** PROVIDED DATA **
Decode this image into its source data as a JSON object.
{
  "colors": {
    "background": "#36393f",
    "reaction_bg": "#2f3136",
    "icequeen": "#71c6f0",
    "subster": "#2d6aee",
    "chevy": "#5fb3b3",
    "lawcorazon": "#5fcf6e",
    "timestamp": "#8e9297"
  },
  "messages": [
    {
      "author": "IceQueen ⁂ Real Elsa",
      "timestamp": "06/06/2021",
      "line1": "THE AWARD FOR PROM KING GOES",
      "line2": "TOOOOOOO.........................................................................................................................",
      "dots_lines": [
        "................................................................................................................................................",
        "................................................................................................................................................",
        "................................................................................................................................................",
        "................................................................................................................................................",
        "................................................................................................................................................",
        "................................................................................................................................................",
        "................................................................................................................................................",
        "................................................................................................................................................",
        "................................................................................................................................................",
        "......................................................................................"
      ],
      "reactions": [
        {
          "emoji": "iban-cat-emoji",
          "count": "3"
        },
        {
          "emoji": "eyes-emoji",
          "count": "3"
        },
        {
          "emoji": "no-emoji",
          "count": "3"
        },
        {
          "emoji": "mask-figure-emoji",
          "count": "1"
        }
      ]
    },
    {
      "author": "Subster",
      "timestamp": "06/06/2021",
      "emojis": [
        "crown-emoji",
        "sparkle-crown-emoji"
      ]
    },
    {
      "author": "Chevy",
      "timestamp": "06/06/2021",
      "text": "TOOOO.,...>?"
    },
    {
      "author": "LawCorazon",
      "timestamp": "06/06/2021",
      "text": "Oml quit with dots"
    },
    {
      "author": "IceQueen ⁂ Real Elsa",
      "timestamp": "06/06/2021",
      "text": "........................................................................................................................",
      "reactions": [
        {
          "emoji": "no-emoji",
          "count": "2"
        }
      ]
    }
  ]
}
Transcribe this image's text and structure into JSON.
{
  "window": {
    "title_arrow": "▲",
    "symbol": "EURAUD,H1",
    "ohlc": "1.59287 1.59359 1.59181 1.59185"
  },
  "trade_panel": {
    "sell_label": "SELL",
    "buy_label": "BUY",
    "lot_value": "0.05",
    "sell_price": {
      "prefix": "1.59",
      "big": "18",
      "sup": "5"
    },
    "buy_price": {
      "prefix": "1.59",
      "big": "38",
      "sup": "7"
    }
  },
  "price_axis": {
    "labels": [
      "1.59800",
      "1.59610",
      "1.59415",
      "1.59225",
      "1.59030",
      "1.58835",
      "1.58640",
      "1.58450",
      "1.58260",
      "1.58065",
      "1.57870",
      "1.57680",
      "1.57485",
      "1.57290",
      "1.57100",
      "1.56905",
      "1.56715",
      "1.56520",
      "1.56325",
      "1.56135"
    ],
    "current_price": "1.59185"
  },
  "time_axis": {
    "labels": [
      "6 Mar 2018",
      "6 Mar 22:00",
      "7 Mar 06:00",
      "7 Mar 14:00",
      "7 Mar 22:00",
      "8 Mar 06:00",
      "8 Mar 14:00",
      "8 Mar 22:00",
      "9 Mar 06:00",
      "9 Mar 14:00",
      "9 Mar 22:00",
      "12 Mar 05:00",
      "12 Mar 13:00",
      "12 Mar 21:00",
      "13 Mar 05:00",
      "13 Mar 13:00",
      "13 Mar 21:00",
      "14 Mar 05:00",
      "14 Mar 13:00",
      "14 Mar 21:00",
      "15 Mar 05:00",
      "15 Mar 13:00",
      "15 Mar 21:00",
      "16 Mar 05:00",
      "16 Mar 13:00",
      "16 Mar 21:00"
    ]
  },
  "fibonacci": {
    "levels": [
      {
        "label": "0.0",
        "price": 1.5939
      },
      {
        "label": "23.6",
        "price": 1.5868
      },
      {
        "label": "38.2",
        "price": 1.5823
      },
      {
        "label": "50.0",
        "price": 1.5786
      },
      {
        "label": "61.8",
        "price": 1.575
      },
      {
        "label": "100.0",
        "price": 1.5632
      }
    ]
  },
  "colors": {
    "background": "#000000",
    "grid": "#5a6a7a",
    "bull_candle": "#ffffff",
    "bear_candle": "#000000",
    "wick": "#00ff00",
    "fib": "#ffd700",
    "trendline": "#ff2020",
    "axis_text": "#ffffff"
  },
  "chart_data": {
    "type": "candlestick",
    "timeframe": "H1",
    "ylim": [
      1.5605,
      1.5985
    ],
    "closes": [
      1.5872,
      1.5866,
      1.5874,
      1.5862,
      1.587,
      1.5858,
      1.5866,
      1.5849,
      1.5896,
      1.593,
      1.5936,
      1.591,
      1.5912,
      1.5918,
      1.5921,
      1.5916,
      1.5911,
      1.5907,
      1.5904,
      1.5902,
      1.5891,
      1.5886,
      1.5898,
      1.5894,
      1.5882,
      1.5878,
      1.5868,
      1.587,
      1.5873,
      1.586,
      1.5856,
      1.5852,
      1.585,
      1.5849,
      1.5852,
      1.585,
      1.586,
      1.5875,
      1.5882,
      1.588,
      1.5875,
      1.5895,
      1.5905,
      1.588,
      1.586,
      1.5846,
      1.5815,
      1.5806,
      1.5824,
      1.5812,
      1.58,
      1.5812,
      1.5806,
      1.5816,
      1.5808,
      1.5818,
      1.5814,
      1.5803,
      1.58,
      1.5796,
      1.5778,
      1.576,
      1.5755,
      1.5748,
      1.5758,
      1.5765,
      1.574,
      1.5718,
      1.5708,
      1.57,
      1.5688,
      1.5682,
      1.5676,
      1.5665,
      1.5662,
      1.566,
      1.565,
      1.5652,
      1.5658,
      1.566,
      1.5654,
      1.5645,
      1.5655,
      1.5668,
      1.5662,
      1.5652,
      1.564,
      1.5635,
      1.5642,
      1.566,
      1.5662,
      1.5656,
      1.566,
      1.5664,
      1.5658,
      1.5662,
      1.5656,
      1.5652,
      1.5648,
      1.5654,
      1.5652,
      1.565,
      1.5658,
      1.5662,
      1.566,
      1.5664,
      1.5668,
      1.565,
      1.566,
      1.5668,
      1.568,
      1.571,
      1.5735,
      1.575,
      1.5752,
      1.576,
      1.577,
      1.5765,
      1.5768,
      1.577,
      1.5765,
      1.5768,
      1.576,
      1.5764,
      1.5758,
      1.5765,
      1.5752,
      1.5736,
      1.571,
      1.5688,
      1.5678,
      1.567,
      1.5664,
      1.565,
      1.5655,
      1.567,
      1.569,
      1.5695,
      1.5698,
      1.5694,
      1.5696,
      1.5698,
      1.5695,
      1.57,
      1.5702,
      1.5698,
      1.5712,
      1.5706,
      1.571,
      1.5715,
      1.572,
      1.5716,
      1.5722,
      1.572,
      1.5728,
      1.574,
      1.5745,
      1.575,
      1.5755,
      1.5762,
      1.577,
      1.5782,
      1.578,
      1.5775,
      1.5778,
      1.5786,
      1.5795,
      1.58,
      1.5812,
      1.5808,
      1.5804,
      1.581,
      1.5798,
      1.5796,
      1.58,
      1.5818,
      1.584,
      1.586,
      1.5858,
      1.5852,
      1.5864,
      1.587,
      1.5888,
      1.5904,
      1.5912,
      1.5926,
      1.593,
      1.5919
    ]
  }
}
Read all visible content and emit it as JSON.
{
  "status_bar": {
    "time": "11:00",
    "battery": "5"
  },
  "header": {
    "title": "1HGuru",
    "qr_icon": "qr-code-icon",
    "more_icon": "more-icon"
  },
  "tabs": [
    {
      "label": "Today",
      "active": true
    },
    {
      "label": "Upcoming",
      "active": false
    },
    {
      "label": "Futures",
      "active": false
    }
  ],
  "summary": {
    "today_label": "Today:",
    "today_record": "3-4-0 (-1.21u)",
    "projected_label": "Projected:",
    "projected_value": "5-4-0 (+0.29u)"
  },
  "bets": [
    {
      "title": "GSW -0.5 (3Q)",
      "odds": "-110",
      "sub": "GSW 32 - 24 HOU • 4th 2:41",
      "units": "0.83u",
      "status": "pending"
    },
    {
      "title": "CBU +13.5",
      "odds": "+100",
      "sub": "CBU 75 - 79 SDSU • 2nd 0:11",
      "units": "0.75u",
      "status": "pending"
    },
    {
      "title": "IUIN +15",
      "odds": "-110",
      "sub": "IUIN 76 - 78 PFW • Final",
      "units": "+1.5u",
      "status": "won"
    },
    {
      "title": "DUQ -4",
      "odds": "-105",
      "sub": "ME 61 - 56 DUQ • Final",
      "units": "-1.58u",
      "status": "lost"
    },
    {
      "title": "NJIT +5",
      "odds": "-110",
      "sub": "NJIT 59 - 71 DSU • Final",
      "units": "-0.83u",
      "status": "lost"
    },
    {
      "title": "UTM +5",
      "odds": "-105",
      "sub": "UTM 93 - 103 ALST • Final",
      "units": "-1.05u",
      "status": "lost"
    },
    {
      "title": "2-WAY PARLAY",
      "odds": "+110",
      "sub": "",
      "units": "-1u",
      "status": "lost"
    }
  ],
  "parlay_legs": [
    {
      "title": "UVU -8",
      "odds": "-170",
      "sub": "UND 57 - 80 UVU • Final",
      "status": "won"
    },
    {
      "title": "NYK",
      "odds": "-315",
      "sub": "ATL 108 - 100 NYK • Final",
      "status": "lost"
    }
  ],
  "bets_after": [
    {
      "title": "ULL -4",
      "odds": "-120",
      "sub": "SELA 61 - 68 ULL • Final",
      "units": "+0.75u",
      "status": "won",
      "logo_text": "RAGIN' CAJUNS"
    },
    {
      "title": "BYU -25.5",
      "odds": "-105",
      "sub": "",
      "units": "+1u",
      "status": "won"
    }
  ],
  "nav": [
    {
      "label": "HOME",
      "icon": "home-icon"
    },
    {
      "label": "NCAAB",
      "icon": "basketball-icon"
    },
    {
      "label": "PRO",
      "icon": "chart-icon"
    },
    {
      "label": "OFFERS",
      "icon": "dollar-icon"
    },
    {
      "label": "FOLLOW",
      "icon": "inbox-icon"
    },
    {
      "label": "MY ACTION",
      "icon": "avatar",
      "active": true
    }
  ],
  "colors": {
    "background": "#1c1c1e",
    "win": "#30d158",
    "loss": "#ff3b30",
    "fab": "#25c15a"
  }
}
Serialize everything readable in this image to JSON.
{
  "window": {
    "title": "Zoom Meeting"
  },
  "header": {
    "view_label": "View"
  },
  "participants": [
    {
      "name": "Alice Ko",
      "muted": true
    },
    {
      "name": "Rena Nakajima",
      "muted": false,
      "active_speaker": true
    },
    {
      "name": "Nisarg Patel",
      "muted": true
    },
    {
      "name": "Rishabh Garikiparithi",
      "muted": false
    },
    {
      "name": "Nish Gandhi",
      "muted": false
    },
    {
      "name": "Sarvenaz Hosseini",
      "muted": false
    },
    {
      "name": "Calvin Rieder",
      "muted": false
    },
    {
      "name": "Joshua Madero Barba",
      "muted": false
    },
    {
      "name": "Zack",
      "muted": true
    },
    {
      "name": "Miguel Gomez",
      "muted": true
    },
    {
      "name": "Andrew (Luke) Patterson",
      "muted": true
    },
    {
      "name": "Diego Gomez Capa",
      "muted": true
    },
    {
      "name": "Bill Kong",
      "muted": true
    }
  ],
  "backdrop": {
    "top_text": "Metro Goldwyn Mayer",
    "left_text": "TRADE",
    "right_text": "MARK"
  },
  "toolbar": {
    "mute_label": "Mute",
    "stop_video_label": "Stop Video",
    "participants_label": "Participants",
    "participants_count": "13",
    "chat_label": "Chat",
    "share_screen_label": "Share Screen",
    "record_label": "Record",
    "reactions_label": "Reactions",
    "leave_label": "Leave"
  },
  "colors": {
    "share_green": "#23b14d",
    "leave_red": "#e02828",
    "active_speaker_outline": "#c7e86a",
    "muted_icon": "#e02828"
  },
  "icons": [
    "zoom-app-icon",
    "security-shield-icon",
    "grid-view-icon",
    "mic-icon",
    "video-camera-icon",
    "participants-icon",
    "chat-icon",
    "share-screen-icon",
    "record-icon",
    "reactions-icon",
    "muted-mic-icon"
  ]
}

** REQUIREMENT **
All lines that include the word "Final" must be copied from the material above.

** PROBLEM SOLUTION **
      "sub": "IUIN 76 - 78 PFW • Final",
      "sub": "ME 61 - 56 DUQ • Final",
      "sub": "NJIT 59 - 71 DSU • Final",
      "sub": "UTM 93 - 103 ALST • Final",
      "sub": "UND 57 - 80 UVU • Final",
      "sub": "ATL 108 - 100 NYK • Final",
      "sub": "SELA 61 - 68 ULL • Final",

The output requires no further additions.